Lenin (Vladimir Ilyich Ulyanov), revolutionary, Marxist thinker, founder of the Soviet Union (1870-1924). Autograph draft letters signed, written about the Zimmerwald Conference.

No place or date, but apparently August 1915.

8vo. Altogether 5 pp. and 2 lines on 3 ff. (some notes in copying pencil on p. 6 in a different hand).


Important autograph draft letters signed about the Zimmerwald Conference, calculating how many votes the central committee of the Bolshevik faction will have at the conference, criticising Karl Radek's proposed address, of which he has a copy, for its lack of references to the fight against chauvinism, referring to Schklowsky, to the Swiss socialist Robert Grimm, and offering advice to his unidentified correspondent.
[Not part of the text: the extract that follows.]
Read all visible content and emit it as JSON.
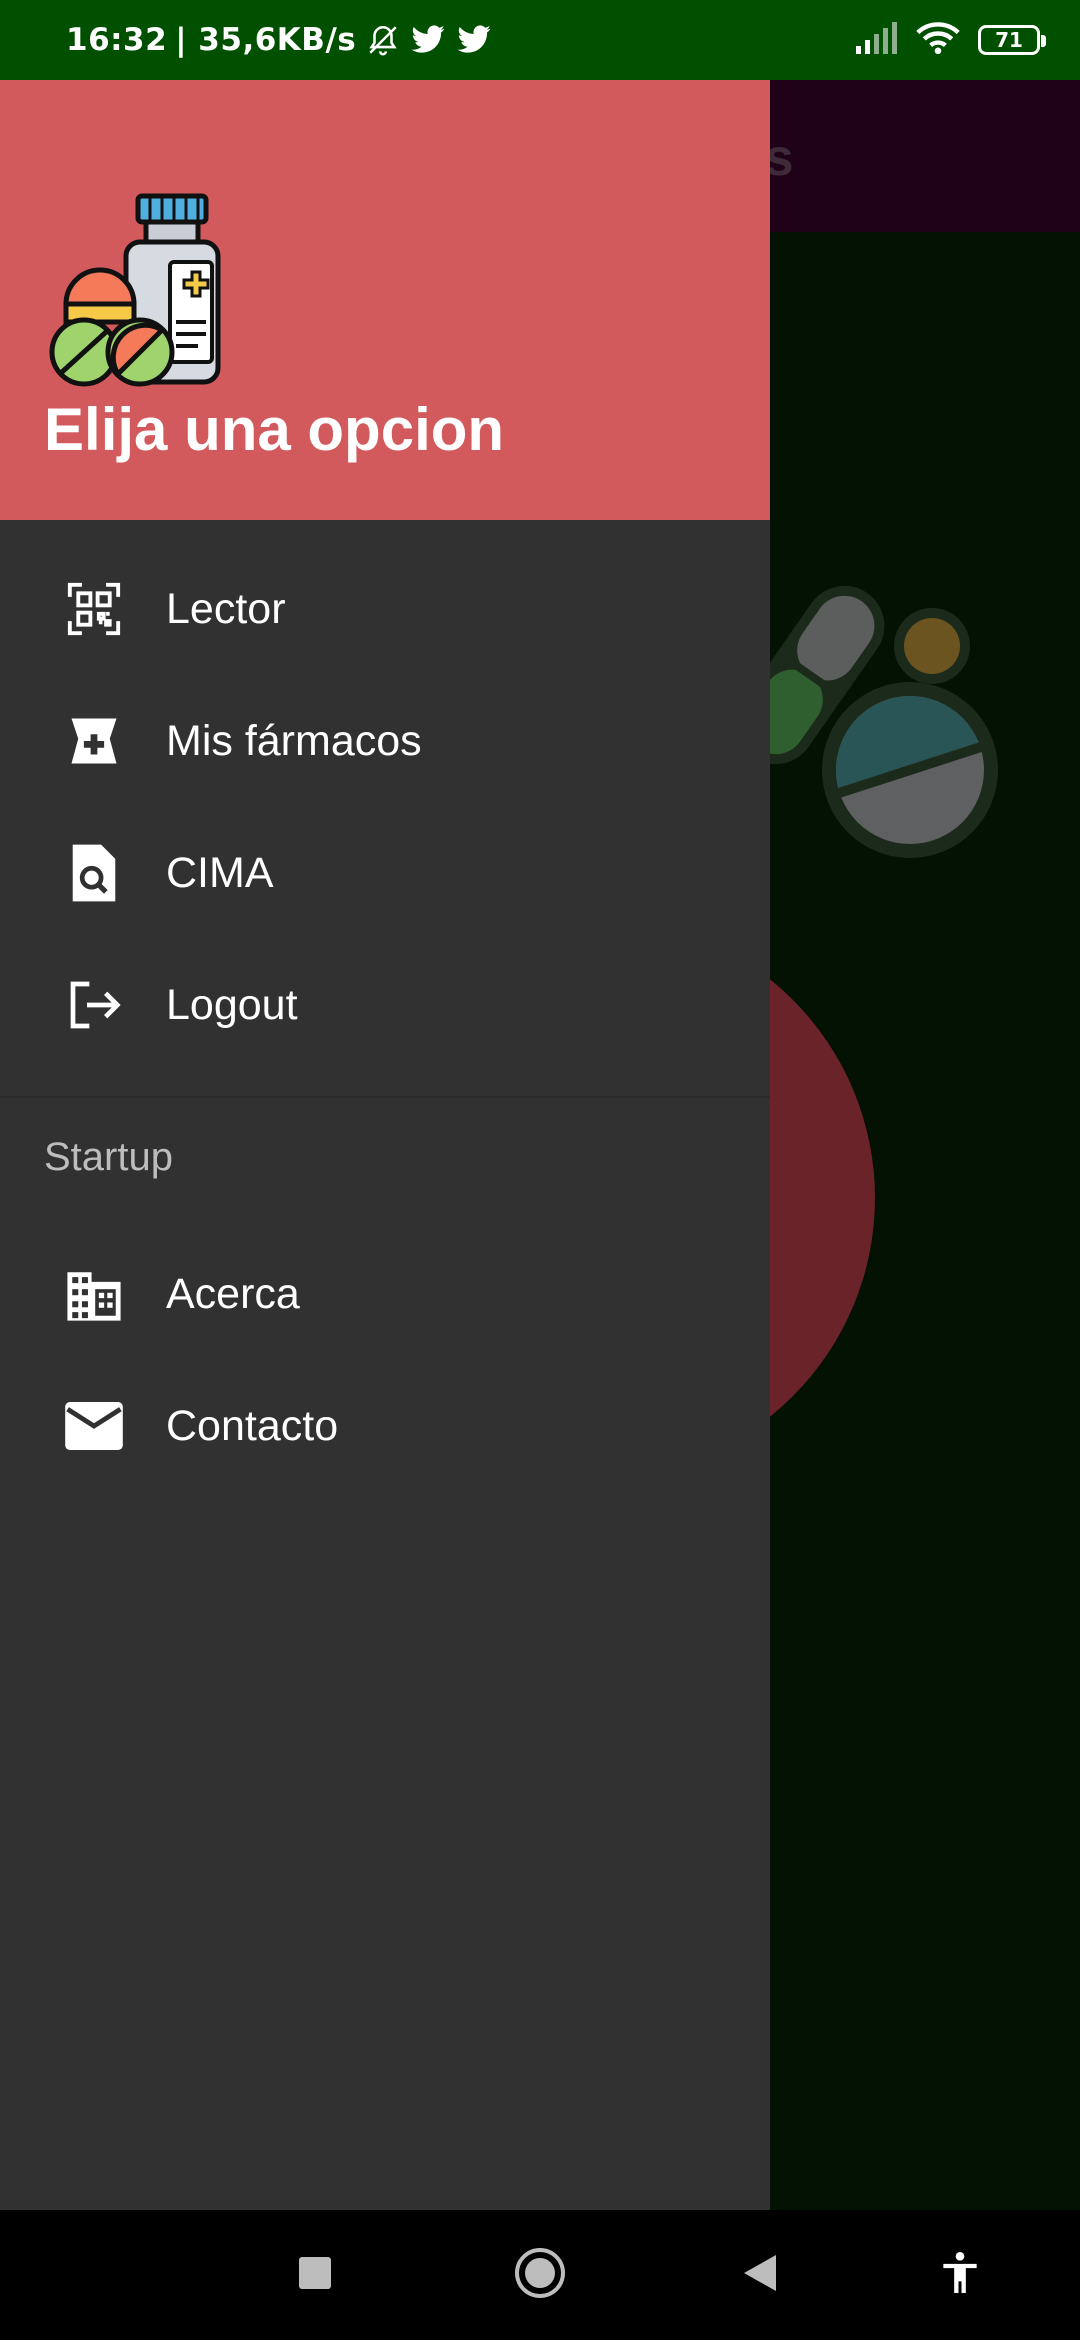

The Zimmerwald Conference, later to be called "the founding myth of the Soviet Union", was held at the "Beau Séjour" Hotel in Zimmerwald, Switzerland, from 5 to 8 September 1915. It was the first of three international socialist conferences convened by anti-militarist socialist parties from countries that were originally neutral during World War I. Among the 37 members were Karl Radek, Leo Trotsky, Grigory Zinoviev, and Lenin. With the Zimmerwald Conference began the unravelling of the coalition between revolutionary socialists (the so-called "Zimmerwald Left") and reformist socialists in the Second International.